In a movie where most of the dialog serves to register the shock of
battle (often anachronistically), one scene stands out. In the last
big sequence, Pvt. Mellish, our jolly Jewish enlisted man who taunts
German P.O.W.s with his Star of David, is frantically waiting at his
post in a tower for Cpl. Upham, who's been reduced from translator to
ammo-delivery boy, to bring him enough rounds to keep the Germans at
bay. Upham has become so petrified with fear that he watches a German
soldier enter the tower and merely creeps up the staircase, unable to
rescue his buddy. Spielberg makes us wait with Mellish as, first, the
heavy footsteps on the stairs bring promise of aid, but then, when
Mellish doesn't hear Upham's voice, he knows: it's the enemy. A
German. And for Mellish, there can be no greater enemy: it's not just
national, it's personal.
As the two soldiers begin to struggle, we realize the German's also
bereft of bullets. Their confrontation comes down to a mano a mano
death match that has been the core scene of every great war story
since Homer's Iliad. Mellish and the German roll over on top of each
other, kicking, lunging, strangling, knocking noggins, until they're
down to their knives. They are evenly matched until Mellish's knife
is knocked out of his hand, and the German bears down on him with the
knife poised at his heart. Mellish pushes up on the German's arm.
Their death-grip is like two scorpions in a bottle.
To increase the tension of this scene, the German soldier maintains a
steady stream of talking - or, rather, hissing at Pvt. Mellish. Most
viewers seem to think he is torturing Mellish, threatening him or
cursing him, because the harsh sound of the language indicates
something dreadful, even evil. But nothing could be further from the
What the German is saying to Mellish is quite different: "Let it be,
let it be, let it be." (Pace John Lennon.) "Let it be, and it won't
hurt you so much. It won't be so painful." In short, the German is
trying to show the American the easy route to death. Why? This is
not the sadistic, vicious enemy we know in WWII pictures. No,
Spielberg is trying to humanize the German, and particularly in this
duel to the death, to show the German bringing mercy to the ghastly
business of being a soldier. Yet, because nobody knows what's going
down - we resort to old cliches.
I never thought I'd find myself begging for subtitles, but the entire
point of this scene is lost if we don't know what the German is trying
to tell his victim. I suppose all manner of implications can be
devised and debated, and there's always room for interpretation both

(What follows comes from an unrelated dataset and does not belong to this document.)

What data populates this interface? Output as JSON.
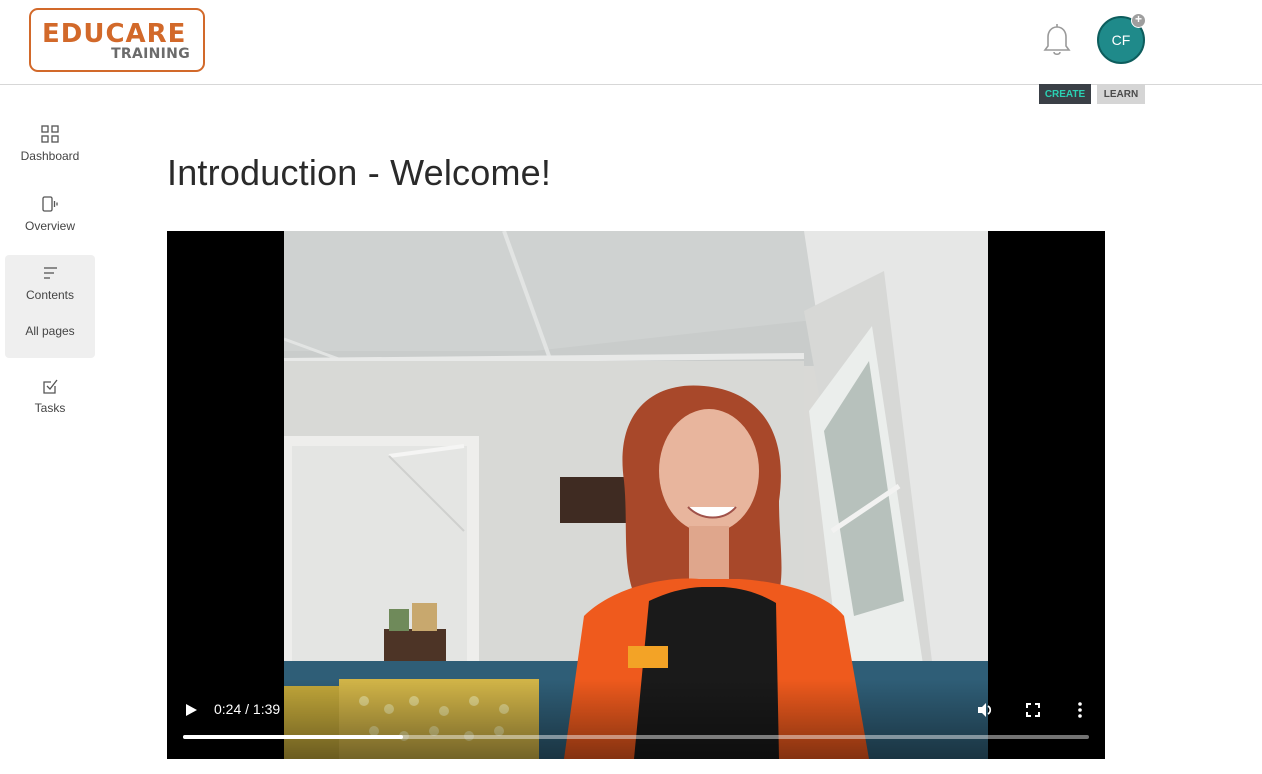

shallow and subtle. But no interpretation is possible without the
language itself providing the foundation for this microcosm of the war
in which Mellish must die and the German must survive - however
Perhaps Spielberg's point is that the ineffectual intellectual, who
failed to get Mellish the bullets to defend himself, is there.
Certainly, the camera continuously cuts back to his cowardice and
shame. And he alone can hear the German and understand what is being
said. Uppham is, however, no threat, and the German can't even take
the time to kill him as he passes him on the way down the stairs after
the horrendous battle in the tower. It remains for Uppham to tell the
story, I suppose; metaphysically speaking, this is in tune with
Spielberg's resuscitation of German morality in "Schindler's List."
On the other hand, Spielberg can never handle a theme with
straightforward consistency. In "Saving Private Ryan," he indulges
his usual artistic schizophrenia in an earlier scene that gives a face
to the enemy, when Hanks' little platoon takes a P.O.W. and makes him
dig graves. When the Americans are ready to let him dig and fall into
his own grave, Captain Hanks refuses to let them follow their
instincts. He sticks to the Geneva Convention, but unable to be
burdened with a P.O.W. in his mission, he simply grants the German his
life and sends him on his way. In the final scene, that soldier has
done what a soldier must do - rejoined his ranks. There he is among
the Germans attacking the bridge Hanks is defending. In the final
moments, they face each other in the village square. "I know that
guy," cries the German in the friendly tones of "Hale, fellow, well
met" - in German (again sans subtitles), but too late. The German
soldiers aim at Captain Hanks and shoot him dead. So much for the
Geneva Convention. They are at war.
In the interstices of this ghastly saga, Spielberg has tried to show
the impulse to communicate - and to say something meaningful, even
humane. Alas, it goes untranslated. The translator himself, as
conceived by the story, is basically a jerk - a man who sits around
translating Edith Piaf songs while they wait for the German tanks to
tear down the bridge. He would not be such a bad guy hanging around
on the left bank twenty years earlier, but not cut out for a foxhole.
Perhaps what Spielberg is trying to say is save us not only from the
Germans, but also the intellectuals.
Back to the Press Room
Suggestions? Comments? Fill out our Feedback Form.